We here at Q&O have addressed the problem of media ignorance many times in the past. I’ve seen in manifested in both the military reporting and, of course, economic reporting. In fact, what that ignorance produces is a steno pool that pretty much reports what it is told vs. having the knowledge and experience to spot inaccuracies or disingenuousness put out in press releases or talking points.
When you add a bias, this becomes a very dangerous but potent means of accomplishing the twin goals of discrediting your opponent and distracting the public from the real issues (economy) and the President’s record (abysmal).
Obviously our latest attempt at distraction is Bain Capital. With the 800 pound twin gorillas of 8.2% unemployment and multi-trillion dollars of debt, you can bet that this is really the only avenue open to the Obama campaign and, as soon as they’ve gotten all they can get from this distraction, they’ll have another lined up and ready to go (my guess is it will have something to do with the Mormon faith).
Rubin is of the opinion that the Obama campaign has “shot its wad”. They don’t have the money the Romney campaign has, the Bain nonsense isn’t resonating with voters and the polls have not moved significantly since they’ve started it. I say, not so fast.
When you have a compliant media ready, willing and able to be your stenographer, money really isn’t a problem. Romney’s campaign may have more money by you can bet it won’t get as much free press engaged in taking down Obama. In fact precisely the opposite will be true.
It is a mistake to believe that the Obama campaign is pretty much done with its apparent failure to see Bain swing the voters to their side. They know they have to stay away, as much as possible, from unemployment and the economy. My guess is we’ll see the new line of attack begin to unfold within days, if not weeks. Because here’s what they’re faced with (according to a Democratic strategist):

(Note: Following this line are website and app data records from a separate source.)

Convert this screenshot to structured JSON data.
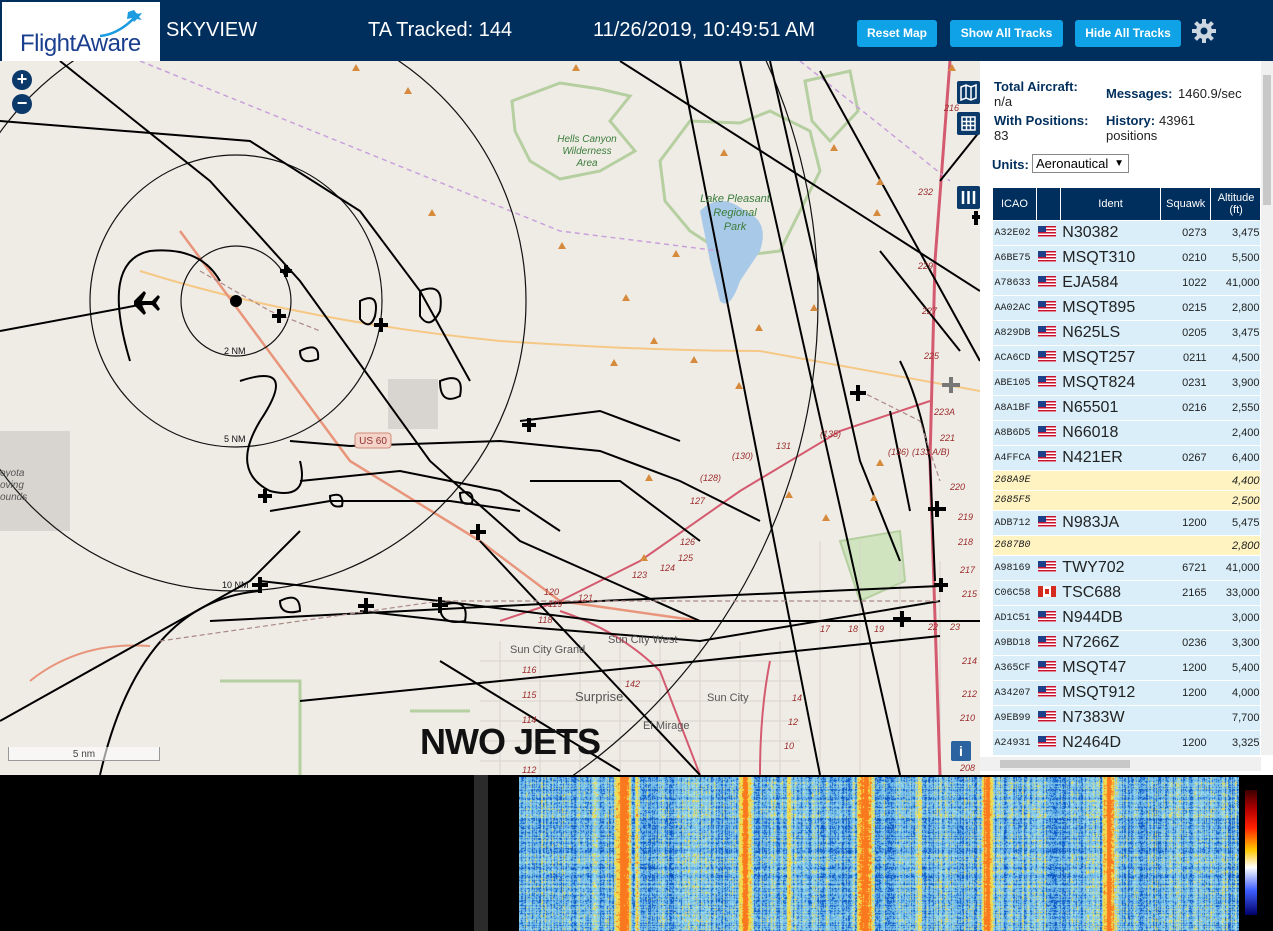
{
  "header": {
    "logo_text": "FlightAware",
    "app_name": "SKYVIEW",
    "tracked_label": "TA Tracked: 144",
    "datetime": "11/26/2019, 10:49:51 AM",
    "buttons": {
      "reset": "Reset Map",
      "show_all": "Show All Tracks",
      "hide_all": "Hide All Tracks"
    },
    "settings_icon": "gear-icon"
  },
  "map": {
    "zoom_in": "+",
    "zoom_out": "−",
    "watermark": "NWO JETS",
    "scale_label": "5 nm",
    "info": "i",
    "range_labels": [
      "2 NM",
      "5 NM",
      "10 NM"
    ],
    "place_labels": {
      "hells_canyon": [
        "Hells Canyon",
        "Wilderness",
        "Area"
      ],
      "lake_pleasant": [
        "Lake Pleasant",
        "Regional",
        "Park"
      ],
      "sun_city_grand": "Sun City Grand",
      "sun_city_west": "Sun City West",
      "surprise": "Surprise",
      "sun_city": "Sun City",
      "el_mirage": "El Mirage",
      "us60": "US 60",
      "coyota": [
        "oyota",
        "oving",
        "ounds"
      ]
    },
    "road_labels": [
      "(130)",
      "(135)",
      "(128)",
      "(136)",
      "(133 A/B)",
      "131",
      "127",
      "125",
      "123",
      "121",
      "119",
      "142",
      "116",
      "115",
      "114",
      "14",
      "12",
      "10",
      "18",
      "19",
      "17",
      "22",
      "23",
      "215",
      "229",
      "227",
      "225",
      "223A",
      "221",
      "220",
      "219",
      "218",
      "217",
      "232",
      "216",
      "214",
      "212",
      "210",
      "208",
      "112",
      "126",
      "124",
      "120",
      "118"
    ]
  },
  "sidebar": {
    "total_aircraft_label": "Total Aircraft:",
    "total_aircraft_value": "n/a",
    "with_positions_label": "With Positions:",
    "with_positions_value": "83",
    "messages_label": "Messages:",
    "messages_value": "1460.9/sec",
    "history_label": "History:",
    "history_value": "43961",
    "history_unit": "positions",
    "units_label": "Units:",
    "units_value": "Aeronautical",
    "columns": [
      "ICAO",
      "",
      "Ident",
      "Squawk",
      "Altitude (ft)"
    ],
    "rows": [
      {
        "icao": "A32E02",
        "flag": "us",
        "ident": "N30382",
        "squawk": "0273",
        "alt": "3,475"
      },
      {
        "icao": "A6BE75",
        "flag": "us",
        "ident": "MSQT310",
        "squawk": "0210",
        "alt": "5,500"
      },
      {
        "icao": "A78633",
        "flag": "us",
        "ident": "EJA584",
        "squawk": "1022",
        "alt": "41,000"
      },
      {
        "icao": "AA02AC",
        "flag": "us",
        "ident": "MSQT895",
        "squawk": "0215",
        "alt": "2,800"
      },
      {
        "icao": "A829DB",
        "flag": "us",
        "ident": "N625LS",
        "squawk": "0205",
        "alt": "3,475"
      },
      {
        "icao": "ACA6CD",
        "flag": "us",
        "ident": "MSQT257",
        "squawk": "0211",
        "alt": "4,500"
      },
      {
        "icao": "ABE105",
        "flag": "us",
        "ident": "MSQT824",
        "squawk": "0231",
        "alt": "3,900"
      },
      {
        "icao": "A8A1BF",
        "flag": "us",
        "ident": "N65501",
        "squawk": "0216",
        "alt": "2,550"
      },
      {
        "icao": "A8B6D5",
        "flag": "us",
        "ident": "N66018",
        "squawk": "",
        "alt": "2,400"
      },
      {
        "icao": "A4FFCA",
        "flag": "us",
        "ident": "N421ER",
        "squawk": "0267",
        "alt": "6,400"
      },
      {
        "icao": "268A9E",
        "flag": "",
        "ident": "",
        "squawk": "",
        "alt": "4,400",
        "mlat": true
      },
      {
        "icao": "2685F5",
        "flag": "",
        "ident": "",
        "squawk": "",
        "alt": "2,500",
        "mlat": true
      },
      {
        "icao": "ADB712",
        "flag": "us",
        "ident": "N983JA",
        "squawk": "1200",
        "alt": "5,475"
      },
      {
        "icao": "2687B0",
        "flag": "",
        "ident": "",
        "squawk": "",
        "alt": "2,800",
        "mlat": true
      },
      {
        "icao": "A98169",
        "flag": "us",
        "ident": "TWY702",
        "squawk": "6721",
        "alt": "41,000"
      },
      {
        "icao": "C06C58",
        "flag": "ca",
        "ident": "TSC688",
        "squawk": "2165",
        "alt": "33,000"
      },
      {
        "icao": "AD1C51",
        "flag": "us",
        "ident": "N944DB",
        "squawk": "",
        "alt": "3,000"
      },
      {
        "icao": "A9BD18",
        "flag": "us",
        "ident": "N7266Z",
        "squawk": "0236",
        "alt": "3,300"
      },
      {
        "icao": "A365CF",
        "flag": "us",
        "ident": "MSQT47",
        "squawk": "1200",
        "alt": "5,400"
      },
      {
        "icao": "A34207",
        "flag": "us",
        "ident": "MSQT912",
        "squawk": "1200",
        "alt": "4,000"
      },
      {
        "icao": "A9EB99",
        "flag": "us",
        "ident": "N7383W",
        "squawk": "",
        "alt": "7,700"
      },
      {
        "icao": "A24931",
        "flag": "us",
        "ident": "N2464D",
        "squawk": "1200",
        "alt": "3,325"
      }
    ]
  },
  "colors": {
    "header_bg": "#002f5d",
    "button_bg": "#0fa2e6",
    "row_bg": "#d9eef9",
    "mlat_row_bg": "#fff3c1"
  }
}
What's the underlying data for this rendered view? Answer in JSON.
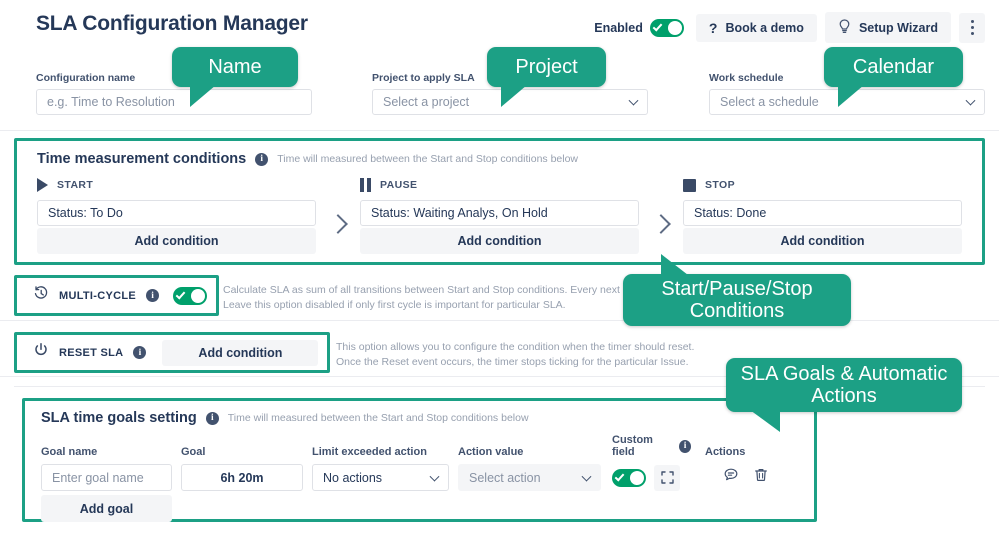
{
  "header": {
    "title": "SLA Configuration Manager",
    "enabled_label": "Enabled",
    "enabled_state": "on",
    "book_demo_label": "Book a demo",
    "book_demo_icon": "question-mark-icon",
    "setup_wizard_label": "Setup Wizard",
    "setup_wizard_icon": "lightbulb-icon",
    "more_icon": "kebab-menu-icon"
  },
  "form": {
    "configuration_name": {
      "label": "Configuration name",
      "placeholder": "e.g. Time to Resolution",
      "value": ""
    },
    "project": {
      "label": "Project to apply SLA",
      "placeholder": "Select a project",
      "value": ""
    },
    "work_schedule": {
      "label": "Work schedule",
      "placeholder": "Select a schedule",
      "value": ""
    }
  },
  "callouts": {
    "name": "Name",
    "project": "Project",
    "calendar": "Calendar",
    "conditions": "Start/Pause/Stop\nConditions",
    "conditions_l1": "Start/Pause/Stop",
    "conditions_l2": "Conditions",
    "goals_l1": "SLA Goals & Automatic",
    "goals_l2": "Actions"
  },
  "time_conditions": {
    "title": "Time measurement conditions",
    "info_icon": "info-icon",
    "subtitle": "Time will measured between the Start and Stop conditions below",
    "columns": [
      {
        "icon": "play-icon",
        "label": "START",
        "value": "Status: To Do",
        "add_label": "Add condition"
      },
      {
        "icon": "pause-icon",
        "label": "PAUSE",
        "value": "Status: Waiting Analys, On Hold",
        "add_label": "Add condition"
      },
      {
        "icon": "stop-icon",
        "label": "STOP",
        "value": "Status: Done",
        "add_label": "Add condition"
      }
    ]
  },
  "multi_cycle": {
    "icon": "history-clock-icon",
    "label": "MULTI-CYCLE",
    "info_icon": "info-icon",
    "toggle_state": "on",
    "desc_line1": "Calculate SLA as sum of all transitions between Start and Stop conditions. Every next cycle starts",
    "desc_line2": "Leave this option disabled if only first cycle is important for particular SLA."
  },
  "reset_sla": {
    "icon": "power-icon",
    "label": "RESET SLA",
    "info_icon": "info-icon",
    "button_label": "Add condition",
    "desc_line1": "This option allows you to configure the condition when the timer should reset.",
    "desc_line2": "Once the Reset event occurs, the timer stops ticking for the particular Issue."
  },
  "goals": {
    "title": "SLA time goals setting",
    "info_icon": "info-icon",
    "subtitle": "Time will measured between the Start and Stop conditions below",
    "headers": {
      "goal_name": "Goal name",
      "goal": "Goal",
      "limit_exceeded_action": "Limit exceeded action",
      "action_value": "Action value",
      "custom_field": "Custom field",
      "custom_field_info_icon": "info-icon",
      "actions": "Actions"
    },
    "row": {
      "goal_name_placeholder": "Enter goal name",
      "goal_name_value": "",
      "goal_value": "6h 20m",
      "limit_exceeded_action": "No actions",
      "action_value_placeholder": "Select action",
      "custom_field_toggle": "on",
      "expand_icon": "expand-icon",
      "comment_icon": "comment-icon",
      "delete_icon": "trash-icon"
    },
    "add_goal_label": "Add goal"
  },
  "colors": {
    "accent": "#1CA085",
    "toggle_on": "#00A06B",
    "text": "#253858",
    "muted": "#97A0AF",
    "field_border": "#DFE1E6",
    "button_bg": "#F4F5F7"
  }
}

On the one hand, the last round of Bain attacks has clearly rattled the Romney campaign, and a smattering of survey evidence suggests that the sustained ad campaign in swing states has scored some points. On the other hand, the Pew survey found no shift since May in swing-state voter preference.

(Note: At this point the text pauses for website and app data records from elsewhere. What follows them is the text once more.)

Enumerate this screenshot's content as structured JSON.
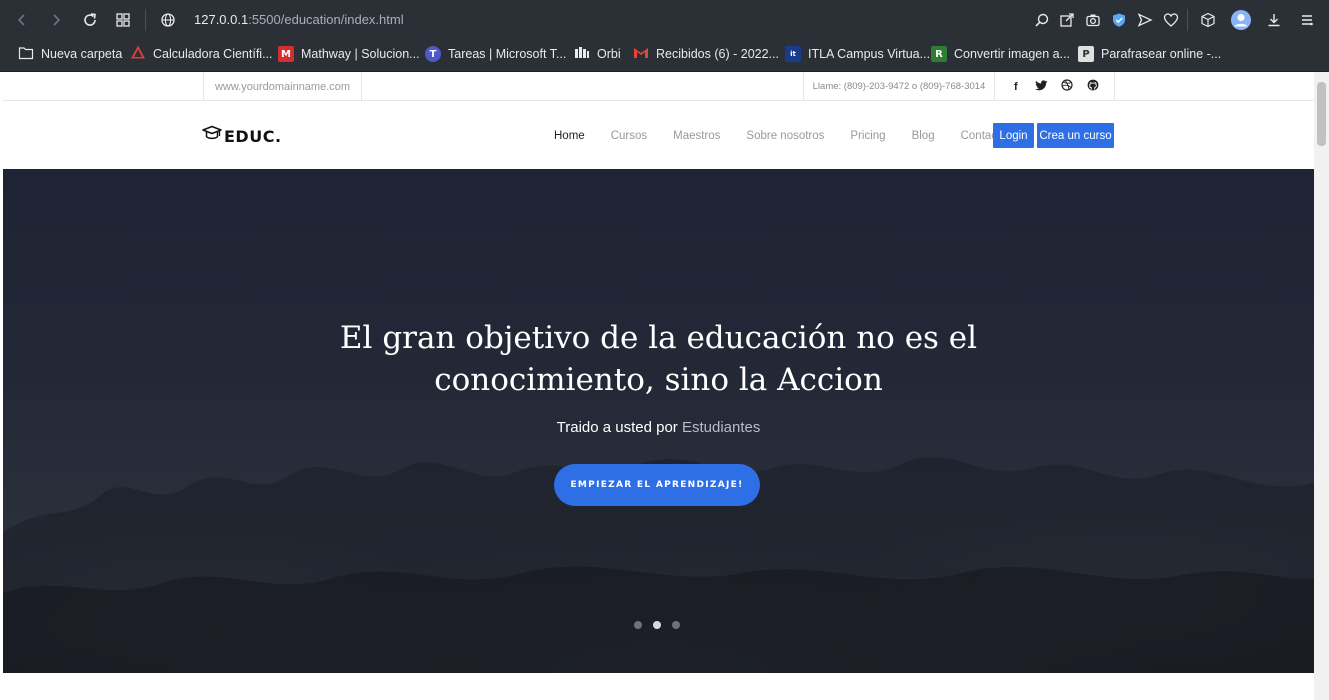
{
  "browser": {
    "url_host": "127.0.0.1",
    "url_rest": ":5500/education/index.html",
    "bookmarks": [
      {
        "label": "Nueva carpeta",
        "icon": "folder-icon"
      },
      {
        "label": "Calculadora Científi...",
        "icon": "calculator-favicon"
      },
      {
        "label": "Mathway | Solucion...",
        "icon": "mathway-favicon"
      },
      {
        "label": "Tareas | Microsoft T...",
        "icon": "teams-favicon"
      },
      {
        "label": "Orbi",
        "icon": "orbi-favicon"
      },
      {
        "label": "Recibidos (6) - 2022...",
        "icon": "gmail-favicon"
      },
      {
        "label": "ITLA Campus Virtua...",
        "icon": "itla-favicon"
      },
      {
        "label": "Convertir imagen a...",
        "icon": "convert-favicon"
      },
      {
        "label": "Parafrasear online -...",
        "icon": "paraphrase-favicon"
      }
    ]
  },
  "topbar": {
    "domain": "www.yourdomainname.com",
    "phone": "Llame: (809)-203-9472 o (809)-768-3014",
    "socials": [
      "f",
      "t",
      "d",
      "g"
    ]
  },
  "navbar": {
    "logo": "EDUC.",
    "links": [
      "Home",
      "Cursos",
      "Maestros",
      "Sobre nosotros",
      "Pricing",
      "Blog",
      "Contactos"
    ],
    "login": "Login",
    "create": "Crea un curso"
  },
  "hero": {
    "title_line1": "El gran objetivo de la educación no es el",
    "title_line2": "conocimiento, sino la Accion",
    "byline_prefix": "Traido a usted por",
    "byline_highlight": "Estudiantes",
    "cta": "EMPIEZAR EL APRENDIZAJE!",
    "slides": 3,
    "active_slide": 2
  },
  "colors": {
    "accent": "#2e6fe6",
    "chrome": "#2b2f36"
  }
}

But it’s not too early to say that Obama’s vital signs look dicey. Over the past 33 months, his job approval has been lower than George W. Bush’s at a comparable time in his presidency for all but one week. Bush averaged above 50 percent in the quarter before his successful reelection campaign, while Obama has been stuck in the 46-48 percent range for months. And the famous “wrong track” measure now stands at 63 percent, versus 55 percent in the days preceding the vote in 2004. If these two numbers don’t improve for Obama, his presidency will be in jeopardy. And they probably won’t — unless the economy perks up noticeably.
The economy won’t perk up noticeably by November. And that means they’re not done with the distraction campaign … it’s all they have. That means it is only going to get nastier and nastier.

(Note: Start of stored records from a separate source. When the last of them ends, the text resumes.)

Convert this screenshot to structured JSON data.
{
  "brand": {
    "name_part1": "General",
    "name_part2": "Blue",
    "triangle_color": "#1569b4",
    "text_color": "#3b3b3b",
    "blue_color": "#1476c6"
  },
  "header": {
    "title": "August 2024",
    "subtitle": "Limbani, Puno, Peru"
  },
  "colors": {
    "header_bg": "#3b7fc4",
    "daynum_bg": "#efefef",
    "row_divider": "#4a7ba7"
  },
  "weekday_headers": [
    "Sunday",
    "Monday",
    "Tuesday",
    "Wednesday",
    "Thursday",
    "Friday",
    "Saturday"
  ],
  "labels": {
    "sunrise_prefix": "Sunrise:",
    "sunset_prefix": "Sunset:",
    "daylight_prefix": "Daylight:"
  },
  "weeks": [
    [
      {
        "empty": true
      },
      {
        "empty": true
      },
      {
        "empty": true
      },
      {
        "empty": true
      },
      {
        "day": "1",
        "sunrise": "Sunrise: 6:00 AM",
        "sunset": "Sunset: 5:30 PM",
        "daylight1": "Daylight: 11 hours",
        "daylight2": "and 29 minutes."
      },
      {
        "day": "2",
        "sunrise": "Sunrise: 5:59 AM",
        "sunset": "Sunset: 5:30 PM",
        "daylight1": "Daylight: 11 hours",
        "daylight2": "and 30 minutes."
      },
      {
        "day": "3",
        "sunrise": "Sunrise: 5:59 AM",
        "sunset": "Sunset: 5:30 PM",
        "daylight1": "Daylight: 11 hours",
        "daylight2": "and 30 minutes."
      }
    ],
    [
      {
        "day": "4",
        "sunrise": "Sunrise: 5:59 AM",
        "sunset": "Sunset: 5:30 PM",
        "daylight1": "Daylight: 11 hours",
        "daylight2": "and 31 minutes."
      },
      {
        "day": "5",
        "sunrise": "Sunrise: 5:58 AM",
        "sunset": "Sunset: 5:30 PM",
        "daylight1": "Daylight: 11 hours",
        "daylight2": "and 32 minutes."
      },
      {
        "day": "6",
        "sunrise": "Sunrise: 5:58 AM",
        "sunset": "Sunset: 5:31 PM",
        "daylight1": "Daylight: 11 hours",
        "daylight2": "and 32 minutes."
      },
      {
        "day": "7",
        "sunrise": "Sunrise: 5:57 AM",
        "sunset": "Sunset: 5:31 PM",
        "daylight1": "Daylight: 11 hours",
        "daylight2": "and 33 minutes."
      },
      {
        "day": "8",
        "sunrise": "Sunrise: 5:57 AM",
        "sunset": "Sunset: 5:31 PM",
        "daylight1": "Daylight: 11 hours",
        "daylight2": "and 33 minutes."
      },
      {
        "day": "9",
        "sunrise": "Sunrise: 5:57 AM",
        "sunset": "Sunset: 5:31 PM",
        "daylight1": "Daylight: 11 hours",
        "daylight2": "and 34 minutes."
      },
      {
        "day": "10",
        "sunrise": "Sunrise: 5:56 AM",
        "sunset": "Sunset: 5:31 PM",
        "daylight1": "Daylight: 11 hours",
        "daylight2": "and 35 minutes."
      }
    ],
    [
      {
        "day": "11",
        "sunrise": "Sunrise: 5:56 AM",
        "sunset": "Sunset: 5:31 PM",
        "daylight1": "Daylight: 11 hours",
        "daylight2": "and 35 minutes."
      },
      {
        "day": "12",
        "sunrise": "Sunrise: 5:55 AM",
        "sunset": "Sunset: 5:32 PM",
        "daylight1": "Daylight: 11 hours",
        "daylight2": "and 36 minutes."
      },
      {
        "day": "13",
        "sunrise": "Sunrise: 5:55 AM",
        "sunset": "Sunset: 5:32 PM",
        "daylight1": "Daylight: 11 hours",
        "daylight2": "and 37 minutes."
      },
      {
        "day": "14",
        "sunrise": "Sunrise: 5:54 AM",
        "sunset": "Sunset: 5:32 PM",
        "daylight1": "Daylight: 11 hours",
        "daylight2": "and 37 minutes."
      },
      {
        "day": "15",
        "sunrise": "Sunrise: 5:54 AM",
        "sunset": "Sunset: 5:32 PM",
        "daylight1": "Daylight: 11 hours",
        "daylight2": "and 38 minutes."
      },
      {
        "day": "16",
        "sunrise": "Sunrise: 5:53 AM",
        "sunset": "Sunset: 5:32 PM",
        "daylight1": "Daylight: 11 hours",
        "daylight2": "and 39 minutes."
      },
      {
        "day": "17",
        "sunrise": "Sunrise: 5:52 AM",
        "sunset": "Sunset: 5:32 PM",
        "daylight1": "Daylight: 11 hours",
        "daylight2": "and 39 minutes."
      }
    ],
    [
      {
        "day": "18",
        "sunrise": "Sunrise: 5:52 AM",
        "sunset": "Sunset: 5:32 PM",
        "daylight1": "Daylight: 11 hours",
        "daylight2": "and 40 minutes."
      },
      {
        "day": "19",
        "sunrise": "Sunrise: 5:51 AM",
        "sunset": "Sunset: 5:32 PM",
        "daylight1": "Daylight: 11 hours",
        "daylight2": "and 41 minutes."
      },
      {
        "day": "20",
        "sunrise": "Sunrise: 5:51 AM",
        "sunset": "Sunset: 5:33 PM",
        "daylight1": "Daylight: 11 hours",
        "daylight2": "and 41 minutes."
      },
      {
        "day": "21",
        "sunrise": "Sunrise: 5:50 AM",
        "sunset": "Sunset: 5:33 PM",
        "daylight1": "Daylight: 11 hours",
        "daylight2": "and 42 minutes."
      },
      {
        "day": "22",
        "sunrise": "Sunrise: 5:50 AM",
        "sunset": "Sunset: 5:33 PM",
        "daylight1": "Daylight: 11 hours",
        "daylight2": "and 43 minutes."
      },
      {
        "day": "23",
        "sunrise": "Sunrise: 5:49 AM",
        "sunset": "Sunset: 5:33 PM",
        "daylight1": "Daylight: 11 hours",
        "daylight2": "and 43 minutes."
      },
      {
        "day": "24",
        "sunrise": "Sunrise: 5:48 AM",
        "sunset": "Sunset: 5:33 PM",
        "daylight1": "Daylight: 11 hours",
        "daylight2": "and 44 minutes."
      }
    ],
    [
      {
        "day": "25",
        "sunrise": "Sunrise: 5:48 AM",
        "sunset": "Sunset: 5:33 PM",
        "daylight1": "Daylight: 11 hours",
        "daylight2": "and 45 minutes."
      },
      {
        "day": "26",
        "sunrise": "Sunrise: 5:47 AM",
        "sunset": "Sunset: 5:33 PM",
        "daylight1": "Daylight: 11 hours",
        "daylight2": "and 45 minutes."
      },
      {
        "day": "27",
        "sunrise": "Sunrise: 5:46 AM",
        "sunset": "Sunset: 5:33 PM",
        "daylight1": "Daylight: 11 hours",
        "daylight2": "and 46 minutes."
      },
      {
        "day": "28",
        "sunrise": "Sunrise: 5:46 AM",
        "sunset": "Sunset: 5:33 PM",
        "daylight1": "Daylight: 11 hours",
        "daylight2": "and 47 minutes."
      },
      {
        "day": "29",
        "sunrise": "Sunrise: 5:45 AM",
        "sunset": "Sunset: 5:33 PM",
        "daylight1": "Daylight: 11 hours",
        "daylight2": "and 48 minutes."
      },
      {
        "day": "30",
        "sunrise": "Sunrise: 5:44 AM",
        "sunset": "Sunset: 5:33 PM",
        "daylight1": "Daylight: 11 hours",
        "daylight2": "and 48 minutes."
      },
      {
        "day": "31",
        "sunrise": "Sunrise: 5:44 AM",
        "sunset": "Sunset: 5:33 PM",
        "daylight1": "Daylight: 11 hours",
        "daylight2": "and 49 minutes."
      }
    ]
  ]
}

Mark my words.
The smell of desperation in the air is clear and significant.